Danny Tuccitto has done a lot of work on his blog, Intentional Rounding, on how long it takes for various statistics to “stabilize” to the point where they represent a 50/50 mix between a player’s “true mean” and random chance. For wide receivers, Tuccitto found that yards per target took 39 games— two and a half years— to finally stabilize. Yards per route run, however, stabilized in just 14 games. And targets per route run? It only took, on average, 7 games before a player’s “targets per route run” reached a point where it was less than 50% random noise.

For fans of running back efficiency, things are especially grim. Tuccitto found that it took 177 games before a running back’s yards-per-carry average was more representative of his own underlying talent level than it was of random chance. That’s more than eleven years. Or, to put it more bluntly, that’s statistician speak for “never”.

I’ve even dabbled my own toes into these waters. After Le’Veon Bell’s rookie year, when many were worried that his low ypc meant he would be the next Trent Richardson, I wrote about the history of high-volume, low-efficiency rookie running backs.

The history, as it turns out, is amazing. Since volume is so stable and efficiency is so random, most of those high-volume rookie turned into high-volume sophomores, had a large increase in per-touch efficiency, and saw their production spike through the roof.

What Should We Take From This?

The question we should be asking is not “what would happen if this hyper-efficient player finally started getting more usage?”, it’s “why isn’t this hyper-efficient player getting more usage?” Sometimes the answer is obvious; Dez Bryant doesn't get more usage because his team passes so rarely. DeAndre Hopkins didn't get more usage because he was sharing the field with Andre Johnson, the greatest player in franchise history. Michael Turner got so few carries in San Diego because he was stuck behind a first-ballot Hall of Famer.

Other times, the answer is less obvious.
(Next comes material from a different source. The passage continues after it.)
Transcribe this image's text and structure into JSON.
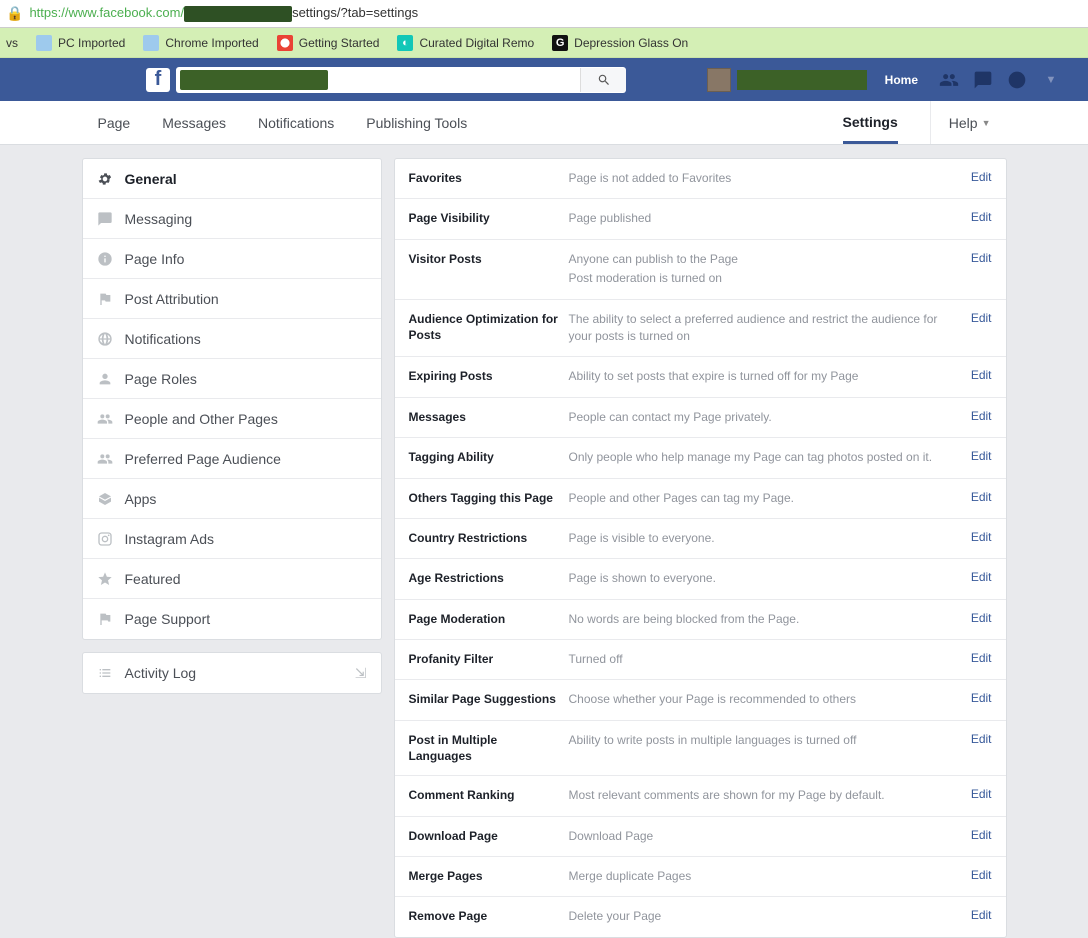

Why didn't Kenny Stills get more targets in New Orleans? (If early returns in Miami are any indication, it's because he simply wasn't that good; Robert Meachem and Devery Henderson had both previously put up similarly stellar yards-per-target averages in the same role for the Saints.) Why isn't Lamar Miller getting more usage? Are his coaches merely incompetent, or do they know something we don't? It at least has to be a concern.

On the other side of the coin, the question we should be asking is not “What happens to this compiler when the volume dries up?” Instead, the proper question is “If efficiency is prone to such wild swings from game to game and from season to season, what would happen if this heavily-used player finally started getting better efficiency, too?”

The answer, more often than you might think, is "championships".